Then Mom and Dad decided to go to church.  And they talked to the pastor.  And they were saved.  And they began praying for their son.  They called the sheriff—there was a warrant for Adam’s arrest—and had Adam arrested.  The pastor when and visited him.  And the court made a deal with Adam—go to a Christian treatment program, for a year, and you won’t have to stay in jail.  And so he did.  And somewhere along the way, Adam trusted in Jesus.  But that wasn’t the end of his drug issues.  Meth is especially hard to stay away from.  And he sometimes went back to it.  He met a young lady.  A Christian young lady.  And she began to pray for him.  And she got to know him.  And she would intervene whenever he was tempted to go back to drugs.  They got married.  And Adam decided to join the Navy.  He had seen the movie Navy Seals as a boy and had ever since carried that thought of being a seal.  A friend’s Dad, a Navy man, worked to get some waivers approved.  And Adam joined the Navy to become a Navy Seal.  And he passed all of the rigorous training.  And by this time, Adam has grown in his walk with Christ.  He is a loving husband.  A child comes along.  And then another.  He is a loving father.  Despite some serious injuries, Adam excels as a seal and is counted among an elite group in the top one percent of all of the seals.  He serves in Iraq and Afghanistan.  He is known for his willingness to put himself in harm’s way for the sake of his fellow soldiers.  When he’s in Afghanistan he sees that there are many children without shoes.  So he calls his pastor in the US, and they ship hundreds of shoes to Adam.  When his fellows walked with him, they carried weapons, he carried shoes—and he would give them away to children who didn’t have any.  He would also carry MREs with him, and would give them away to hungry children.  It was about time for his Navy career to be over.  He had one last mission he was called to perform.  His task force was called to enter into a particularly dangerous and mountainous region.  They were going after a man who had led a team of Taliban rebels who had been responsible for the death of many Americans.  The team arrived at his holdout.  And much shooting ensued.  And there came a point where someone had to go to a particular spot where a man was firing from a window at the team.  Adam volunteered.  He put himself in harm’s way to protect his teammates.  And he was mortally wounded.  And Adam died.  He had been asked, before that day, how he could approach such situations with such fearlessness.  You know what his response was?  It was his faith in the Risen Christ that made the difference for him.  Adam walked with Jesus.  And as he did, he lived that kind of life.  I read that book and cried.  And I also rejoiced.  I rejoiced in the truth of what Jesus Christ did in that man’s life.  He rescued him from his sinful and selfish and bankrupt existence, and made something very beautiful of his life.  It should come as no surprise to you that Adam’s example worked to encourage other Seals to put their faith in Jesus Christ.
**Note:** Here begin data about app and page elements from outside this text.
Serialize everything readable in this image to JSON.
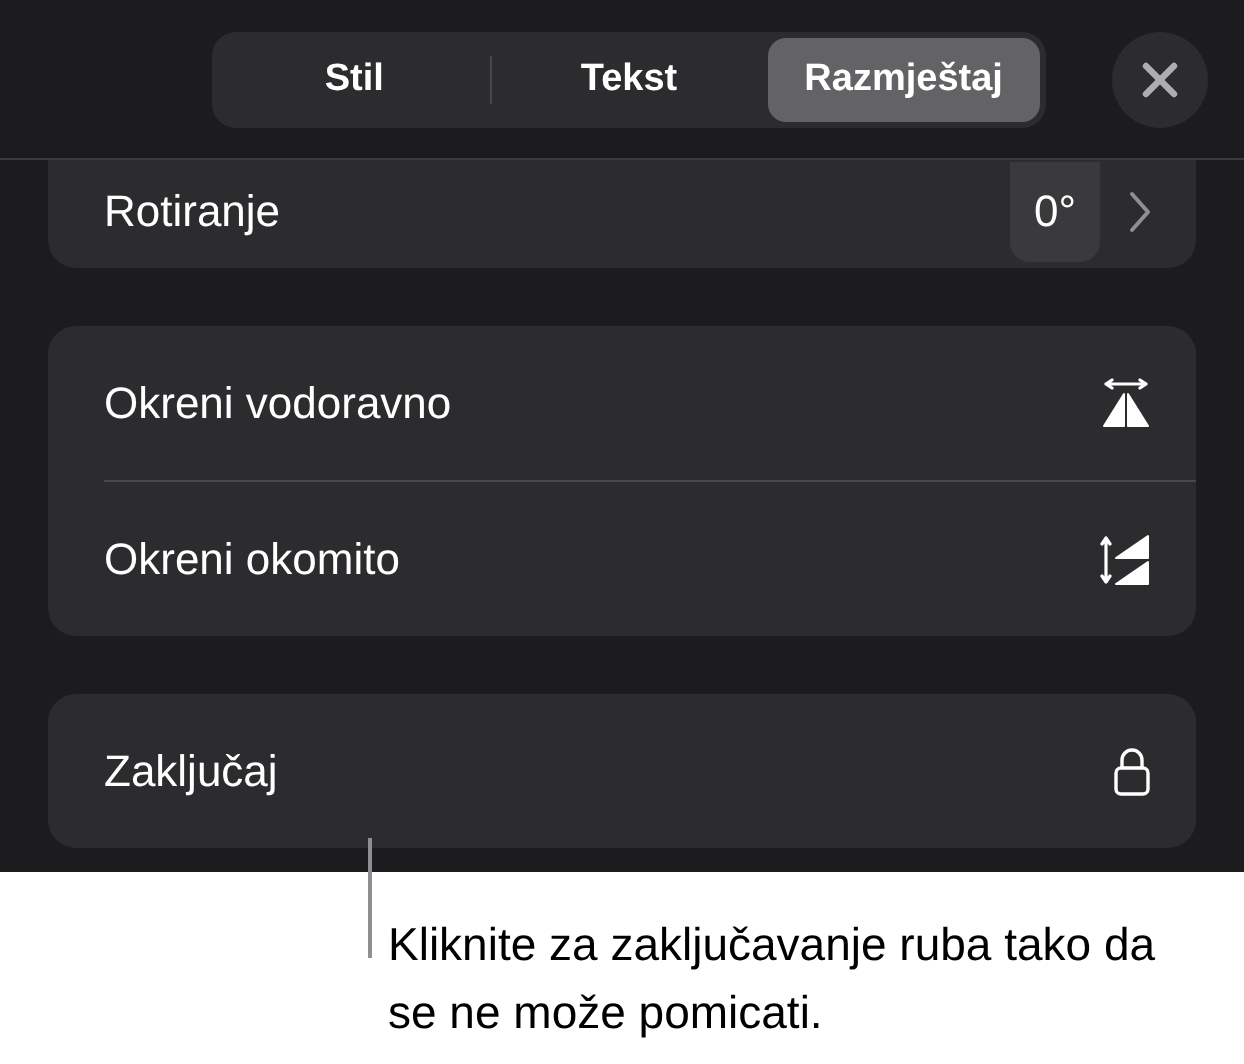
{
  "tabs": [
    {
      "label": "Stil",
      "selected": false
    },
    {
      "label": "Tekst",
      "selected": false
    },
    {
      "label": "Razmještaj",
      "selected": true
    }
  ],
  "groups": [
    {
      "cut_top": true,
      "rows": [
        {
          "kind": "value",
          "label": "Rotiranje",
          "value": "0°"
        }
      ]
    },
    {
      "cut_top": false,
      "rows": [
        {
          "kind": "flip-horizontal",
          "label": "Okreni vodoravno"
        },
        {
          "kind": "flip-vertical",
          "label": "Okreni okomito"
        }
      ]
    },
    {
      "cut_top": false,
      "rows": [
        {
          "kind": "lock",
          "label": "Zaključaj"
        }
      ]
    }
  ],
  "callout": "Kliknite za zaključavanje ruba tako da se ne može pomicati."
}
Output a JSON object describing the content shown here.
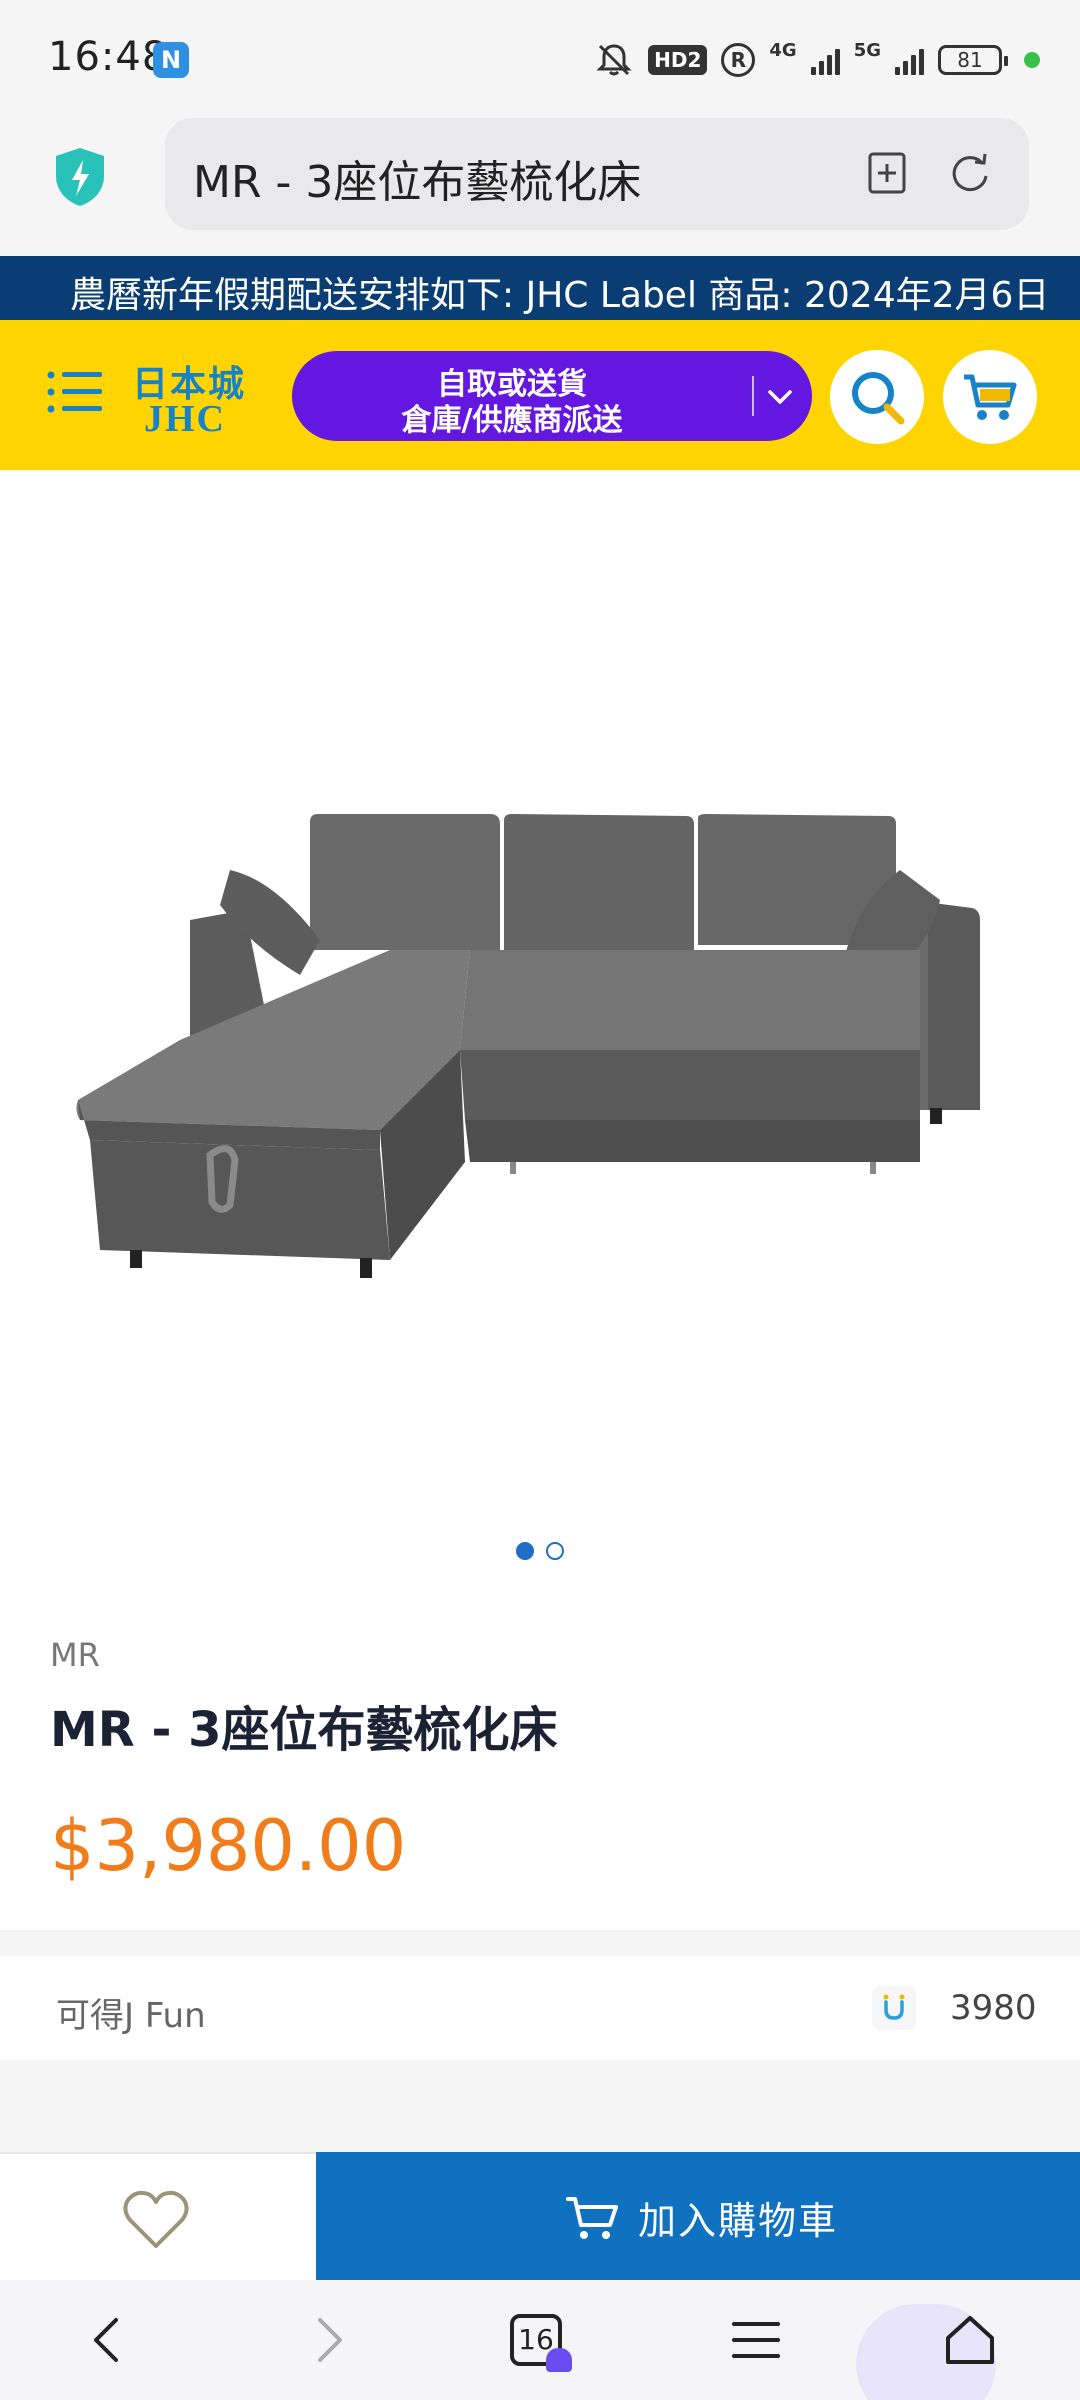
{
  "status_bar": {
    "time": "16:48",
    "nfc_badge": "N",
    "hd_badge": "HD2",
    "r_badge": "R",
    "network1": "4G",
    "network2": "5G",
    "battery": "81"
  },
  "browser": {
    "url_title": "MR - 3座位布藝梳化床",
    "tab_count": "16",
    "icons": [
      "shield-bolt-icon",
      "bookmark-add-icon",
      "refresh-icon",
      "back-icon",
      "forward-icon",
      "tabs-icon",
      "menu-icon",
      "home-icon"
    ]
  },
  "announcement": {
    "text": "農曆新年假期配送安排如下: JHC Label 商品: 2024年2月6日"
  },
  "site_header": {
    "logo_jp": "日本城",
    "logo_en": "JHC",
    "delivery_line1": "自取或送貨",
    "delivery_line2": "倉庫/供應商派送",
    "colors": {
      "header_bg": "#ffd400",
      "delivery_bg": "#6417e0",
      "accent": "#1683c9"
    }
  },
  "gallery": {
    "image": "grey-l-shaped-sofa-bed-image",
    "slide_count": 2,
    "active_slide": 1
  },
  "product": {
    "brand": "MR",
    "title": "MR - 3座位布藝梳化床",
    "price": "$3,980.00",
    "price_color": "#f07d1a"
  },
  "jfun": {
    "label": "可得J Fun",
    "value": "3980"
  },
  "actions": {
    "add_to_cart": "加入購物車",
    "button_color": "#1171c1"
  }
}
Beloved, God has called you to walk in Jesus’ footsteps.  There is no virtue or valor in selfishness.  What does courage and strength and a purposeful life look like?  It looks like Jesus.  And God calls on all of us to follow in His steps.  To adopt, by the Spirit, His way of thinking and to replicate, again by the Spirit, His way of living.  And make no mistake about it—this radical way of thinking and living—is impossible for any of us in our own flesh.  It will do us no good to try harder to be better when it comes to these matters.  We can only do any of this as we are led and empowered by the Spirit to do them.  But let’s pray that it would be so.  Unto the glory of our Savior.